Exclude the pictures; give every entry again exactly as written.

*** Opening Extracted entries ***

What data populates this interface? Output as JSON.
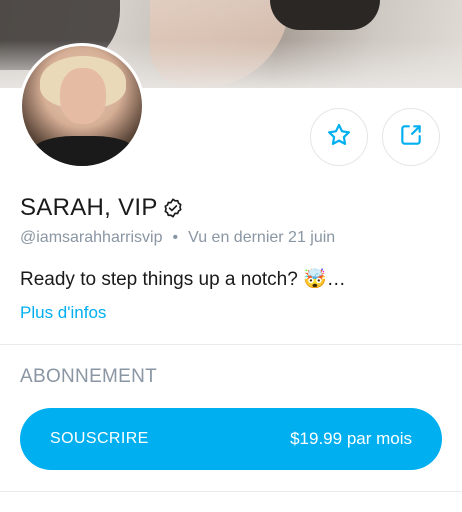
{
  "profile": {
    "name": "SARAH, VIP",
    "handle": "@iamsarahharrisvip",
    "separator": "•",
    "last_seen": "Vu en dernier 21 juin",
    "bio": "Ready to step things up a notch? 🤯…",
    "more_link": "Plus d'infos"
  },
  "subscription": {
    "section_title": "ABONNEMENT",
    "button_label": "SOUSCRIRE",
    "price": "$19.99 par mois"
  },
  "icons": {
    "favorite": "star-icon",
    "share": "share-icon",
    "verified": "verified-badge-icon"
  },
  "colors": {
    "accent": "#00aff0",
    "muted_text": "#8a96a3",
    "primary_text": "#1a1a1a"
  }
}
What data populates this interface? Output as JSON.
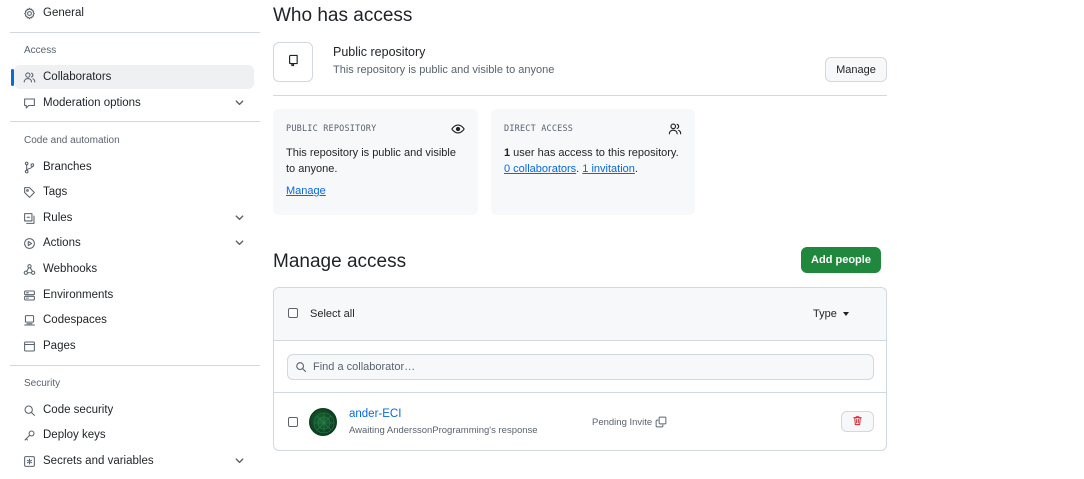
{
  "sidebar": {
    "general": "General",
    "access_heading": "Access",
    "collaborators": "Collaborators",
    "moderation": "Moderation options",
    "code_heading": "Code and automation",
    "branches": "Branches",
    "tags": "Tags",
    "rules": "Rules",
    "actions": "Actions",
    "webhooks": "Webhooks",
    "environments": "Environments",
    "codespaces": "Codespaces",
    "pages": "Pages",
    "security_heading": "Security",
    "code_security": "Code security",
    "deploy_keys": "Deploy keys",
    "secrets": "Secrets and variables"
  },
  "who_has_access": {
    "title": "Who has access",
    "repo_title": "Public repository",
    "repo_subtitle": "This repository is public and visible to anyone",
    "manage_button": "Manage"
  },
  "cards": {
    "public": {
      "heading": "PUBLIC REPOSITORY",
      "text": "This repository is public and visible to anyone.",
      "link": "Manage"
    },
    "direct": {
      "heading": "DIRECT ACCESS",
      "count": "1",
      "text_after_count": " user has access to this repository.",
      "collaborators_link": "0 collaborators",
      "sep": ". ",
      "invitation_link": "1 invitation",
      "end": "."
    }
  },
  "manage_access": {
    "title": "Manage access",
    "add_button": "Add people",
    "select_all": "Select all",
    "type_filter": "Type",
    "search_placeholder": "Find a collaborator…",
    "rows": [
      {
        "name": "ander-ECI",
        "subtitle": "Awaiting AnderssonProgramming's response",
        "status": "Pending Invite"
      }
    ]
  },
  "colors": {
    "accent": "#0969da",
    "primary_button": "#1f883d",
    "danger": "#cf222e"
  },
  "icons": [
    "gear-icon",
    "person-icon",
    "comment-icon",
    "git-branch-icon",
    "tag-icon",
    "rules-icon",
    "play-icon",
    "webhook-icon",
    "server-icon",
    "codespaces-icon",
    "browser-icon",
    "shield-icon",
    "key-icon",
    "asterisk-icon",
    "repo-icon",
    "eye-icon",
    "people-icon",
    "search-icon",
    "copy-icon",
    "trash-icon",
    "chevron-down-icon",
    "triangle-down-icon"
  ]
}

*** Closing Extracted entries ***

Your solution
What data populates this interface? Output as JSON.
{
  "profile": {
    "name": "SARAH, VIP",
    "handle": "@iamsarahharrisvip",
    "separator": "•",
    "last_seen": "Vu en dernier 21 juin",
    "bio": "Ready to step things up a notch? 🤯…",
    "more_link": "Plus d'infos"
  },
  "subscription": {
    "section_title": "ABONNEMENT",
    "button_label": "SOUSCRIRE",
    "price": "$19.99 par mois"
  },
  "icons": {
    "favorite": "star-icon",
    "share": "share-icon",
    "verified": "verified-badge-icon"
  },
  "colors": {
    "accent": "#00aff0",
    "muted_text": "#8a96a3",
    "primary_text": "#1a1a1a"
  }
}
What data populates this interface? Output as JSON.
{
  "sidebar": {
    "general": "General",
    "access_heading": "Access",
    "collaborators": "Collaborators",
    "moderation": "Moderation options",
    "code_heading": "Code and automation",
    "branches": "Branches",
    "tags": "Tags",
    "rules": "Rules",
    "actions": "Actions",
    "webhooks": "Webhooks",
    "environments": "Environments",
    "codespaces": "Codespaces",
    "pages": "Pages",
    "security_heading": "Security",
    "code_security": "Code security",
    "deploy_keys": "Deploy keys",
    "secrets": "Secrets and variables"
  },
  "who_has_access": {
    "title": "Who has access",
    "repo_title": "Public repository",
    "repo_subtitle": "This repository is public and visible to anyone",
    "manage_button": "Manage"
  },
  "cards": {
    "public": {
      "heading": "PUBLIC REPOSITORY",
      "text": "This repository is public and visible to anyone.",
      "link": "Manage"
    },
    "direct": {
      "heading": "DIRECT ACCESS",
      "count": "1",
      "text_after_count": " user has access to this repository.",
      "collaborators_link": "0 collaborators",
      "sep": ". ",
      "invitation_link": "1 invitation",
      "end": "."
    }
  },
  "manage_access": {
    "title": "Manage access",
    "add_button": "Add people",
    "select_all": "Select all",
    "type_filter": "Type",
    "search_placeholder": "Find a collaborator…",
    "rows": [
      {
        "name": "ander-ECI",
        "subtitle": "Awaiting AnderssonProgramming's response",
        "status": "Pending Invite"
      }
    ]
  },
  "colors": {
    "accent": "#0969da",
    "primary_button": "#1f883d",
    "danger": "#cf222e"
  },
  "icons": [
    "gear-icon",
    "person-icon",
    "comment-icon",
    "git-branch-icon",
    "tag-icon",
    "rules-icon",
    "play-icon",
    "webhook-icon",
    "server-icon",
    "codespaces-icon",
    "browser-icon",
    "shield-icon",
    "key-icon",
    "asterisk-icon",
    "repo-icon",
    "eye-icon",
    "people-icon",
    "search-icon",
    "copy-icon",
    "trash-icon",
    "chevron-down-icon",
    "triangle-down-icon"
  ]
}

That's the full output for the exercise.